E.W. Hornung, The Amateur Cracksman (1899)
A.J. Raffles was among the first of the gentlemen jewel thieves who were all the rage in books, magazines and, later, motion pictures from the 1890s to the 1930s. Played in movies by David Niven, Ronald Colman, and John Barrymore, the ultimate urbane safecracker was almost as popular as Sherlock Holmes in the 1890s, stealing mainly from those who deserved to be robbed and usually to help someone in distress. Hornung was the brother-in-law of Arthur Conan Doyle.
Cornell Woolrich, Rendezvous in Black (1948)
Not as well known as some other Woolrich works, such as Rear Window, Phantom Lady, or The Bride Wore Black, this diabolical novel is the sixth and final novel in Woolrich’s “Black” series.

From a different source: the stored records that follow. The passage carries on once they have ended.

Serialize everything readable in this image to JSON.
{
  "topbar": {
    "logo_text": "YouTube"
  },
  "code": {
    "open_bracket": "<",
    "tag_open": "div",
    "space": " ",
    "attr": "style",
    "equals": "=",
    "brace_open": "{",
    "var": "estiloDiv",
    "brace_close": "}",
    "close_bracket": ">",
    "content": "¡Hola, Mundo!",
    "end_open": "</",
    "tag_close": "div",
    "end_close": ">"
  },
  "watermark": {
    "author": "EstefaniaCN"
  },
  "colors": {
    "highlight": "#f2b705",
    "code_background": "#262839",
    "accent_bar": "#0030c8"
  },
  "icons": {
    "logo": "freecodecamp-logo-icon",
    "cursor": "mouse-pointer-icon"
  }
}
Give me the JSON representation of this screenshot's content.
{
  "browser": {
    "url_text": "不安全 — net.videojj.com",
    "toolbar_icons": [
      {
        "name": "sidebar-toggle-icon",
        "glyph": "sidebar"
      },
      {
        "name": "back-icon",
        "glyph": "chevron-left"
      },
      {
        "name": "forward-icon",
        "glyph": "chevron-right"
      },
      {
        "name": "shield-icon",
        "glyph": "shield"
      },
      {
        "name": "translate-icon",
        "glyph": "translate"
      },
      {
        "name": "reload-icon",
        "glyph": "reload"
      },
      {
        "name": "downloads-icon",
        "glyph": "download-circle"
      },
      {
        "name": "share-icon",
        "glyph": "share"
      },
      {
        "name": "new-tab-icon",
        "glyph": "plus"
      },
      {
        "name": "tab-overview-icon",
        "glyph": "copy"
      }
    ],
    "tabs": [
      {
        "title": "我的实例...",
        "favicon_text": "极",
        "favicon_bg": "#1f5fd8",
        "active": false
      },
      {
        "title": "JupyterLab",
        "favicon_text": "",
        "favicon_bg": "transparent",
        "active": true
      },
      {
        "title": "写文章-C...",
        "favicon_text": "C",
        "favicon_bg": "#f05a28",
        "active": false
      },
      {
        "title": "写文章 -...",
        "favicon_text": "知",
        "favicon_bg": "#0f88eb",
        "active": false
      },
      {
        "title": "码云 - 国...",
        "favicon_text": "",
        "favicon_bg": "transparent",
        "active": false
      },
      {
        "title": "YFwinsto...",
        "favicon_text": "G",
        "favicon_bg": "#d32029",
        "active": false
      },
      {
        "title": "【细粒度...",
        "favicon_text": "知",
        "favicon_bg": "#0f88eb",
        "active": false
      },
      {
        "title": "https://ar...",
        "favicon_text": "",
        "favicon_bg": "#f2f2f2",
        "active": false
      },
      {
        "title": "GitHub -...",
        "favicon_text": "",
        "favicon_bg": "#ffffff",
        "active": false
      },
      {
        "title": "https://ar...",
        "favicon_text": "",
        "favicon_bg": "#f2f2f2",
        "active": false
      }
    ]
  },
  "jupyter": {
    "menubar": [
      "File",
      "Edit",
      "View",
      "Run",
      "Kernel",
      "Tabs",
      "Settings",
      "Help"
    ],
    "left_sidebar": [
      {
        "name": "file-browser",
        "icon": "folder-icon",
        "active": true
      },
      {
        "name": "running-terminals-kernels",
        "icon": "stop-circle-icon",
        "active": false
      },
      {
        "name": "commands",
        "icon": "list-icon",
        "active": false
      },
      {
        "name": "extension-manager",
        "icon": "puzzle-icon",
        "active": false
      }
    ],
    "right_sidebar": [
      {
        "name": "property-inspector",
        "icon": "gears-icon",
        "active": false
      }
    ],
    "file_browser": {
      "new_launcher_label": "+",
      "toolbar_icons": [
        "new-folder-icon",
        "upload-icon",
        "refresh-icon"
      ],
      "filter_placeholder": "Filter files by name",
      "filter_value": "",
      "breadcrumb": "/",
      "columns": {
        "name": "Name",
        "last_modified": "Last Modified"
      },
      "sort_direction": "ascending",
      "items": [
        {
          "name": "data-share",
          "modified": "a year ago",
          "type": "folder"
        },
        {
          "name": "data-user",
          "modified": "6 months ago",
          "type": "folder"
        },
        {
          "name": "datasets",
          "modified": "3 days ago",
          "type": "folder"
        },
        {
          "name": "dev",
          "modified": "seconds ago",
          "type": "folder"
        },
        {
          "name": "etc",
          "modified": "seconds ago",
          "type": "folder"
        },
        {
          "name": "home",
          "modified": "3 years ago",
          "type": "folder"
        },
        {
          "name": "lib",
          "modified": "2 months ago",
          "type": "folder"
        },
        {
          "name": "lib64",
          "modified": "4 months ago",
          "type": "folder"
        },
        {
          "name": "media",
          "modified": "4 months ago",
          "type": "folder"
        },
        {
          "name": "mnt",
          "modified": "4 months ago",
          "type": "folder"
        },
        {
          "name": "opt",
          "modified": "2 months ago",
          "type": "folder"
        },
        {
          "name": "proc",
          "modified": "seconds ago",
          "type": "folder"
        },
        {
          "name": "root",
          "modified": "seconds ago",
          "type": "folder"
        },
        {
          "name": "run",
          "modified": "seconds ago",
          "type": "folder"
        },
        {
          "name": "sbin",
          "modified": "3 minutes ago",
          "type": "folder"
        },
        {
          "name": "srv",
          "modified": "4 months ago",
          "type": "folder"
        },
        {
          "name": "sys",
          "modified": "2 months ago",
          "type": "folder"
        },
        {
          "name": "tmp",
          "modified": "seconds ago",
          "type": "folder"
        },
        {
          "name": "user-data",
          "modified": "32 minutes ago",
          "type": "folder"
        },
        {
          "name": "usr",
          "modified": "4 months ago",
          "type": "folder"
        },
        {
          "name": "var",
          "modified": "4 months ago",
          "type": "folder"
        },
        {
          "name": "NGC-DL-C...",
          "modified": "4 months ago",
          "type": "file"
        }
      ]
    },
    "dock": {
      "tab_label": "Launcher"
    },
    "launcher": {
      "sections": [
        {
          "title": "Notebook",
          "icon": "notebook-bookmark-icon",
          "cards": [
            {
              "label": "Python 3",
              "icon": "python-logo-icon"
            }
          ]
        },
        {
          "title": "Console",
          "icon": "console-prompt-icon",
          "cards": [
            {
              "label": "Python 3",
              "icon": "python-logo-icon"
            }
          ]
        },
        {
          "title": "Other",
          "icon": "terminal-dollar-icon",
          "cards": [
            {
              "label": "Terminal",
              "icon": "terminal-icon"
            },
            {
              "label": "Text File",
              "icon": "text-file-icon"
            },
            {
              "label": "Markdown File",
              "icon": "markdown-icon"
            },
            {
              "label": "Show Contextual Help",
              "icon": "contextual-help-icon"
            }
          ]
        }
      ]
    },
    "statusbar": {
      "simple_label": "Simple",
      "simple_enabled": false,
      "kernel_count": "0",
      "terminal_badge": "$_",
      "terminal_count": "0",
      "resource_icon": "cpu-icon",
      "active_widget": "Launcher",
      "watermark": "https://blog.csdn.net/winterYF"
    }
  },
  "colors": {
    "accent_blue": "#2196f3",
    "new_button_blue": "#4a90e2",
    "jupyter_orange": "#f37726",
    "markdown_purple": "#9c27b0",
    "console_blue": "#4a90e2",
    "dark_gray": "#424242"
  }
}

In The Bride Wore Block, the female protagonist seeks vengeance on those she believes responsible for her husband’s murder, hunting them down and killing them. This masterpiece of suspense follows a similar plot structure—with a twist. A young man’s sweetheart is accidentally killed and he, too, seeks vengeance, but he doesn’t kill those he believes responsible. He learns who each loves the most and kills them.
John Connolly, A Time of Torment (2016)
Detective and horror fiction are diametrically opposed, one relying on reason, one on supernatural events, but Connolly in his memorable Charlie Parker series manages to combine them with solutions explained fairly and rationally. Parker, a former New York City policeman, is now a private eye who takes on the most malevolent criminals—both flesh and blood and those with occult powers. In A Time of Torment, the 14th in the series, Parker tries to protect a former prisoner, the trail leading to The Cut, an isolated and incestuous community that worships a god known as The Dead King.
Helen Eustis, The Horizontal Man (1946)
The first book acquired by Joan Kahn, the greatest mystery editor who ever lived, in 1946, this courageous novel is a walk down the mean streets of the mind, exploring raw human emotions at a time when this was simply not part of the detective genre. Superficially placed at an exclusive girls college, its true setting is in the minds of its characters, though the murder of a handsome Irish lecturer and poet is real enough. Its surprise ending has been compared to Agatha Christie’s The Murder of Roger Ackroyd.
Feature image: Nighthawks, Edward Hooper, 1942.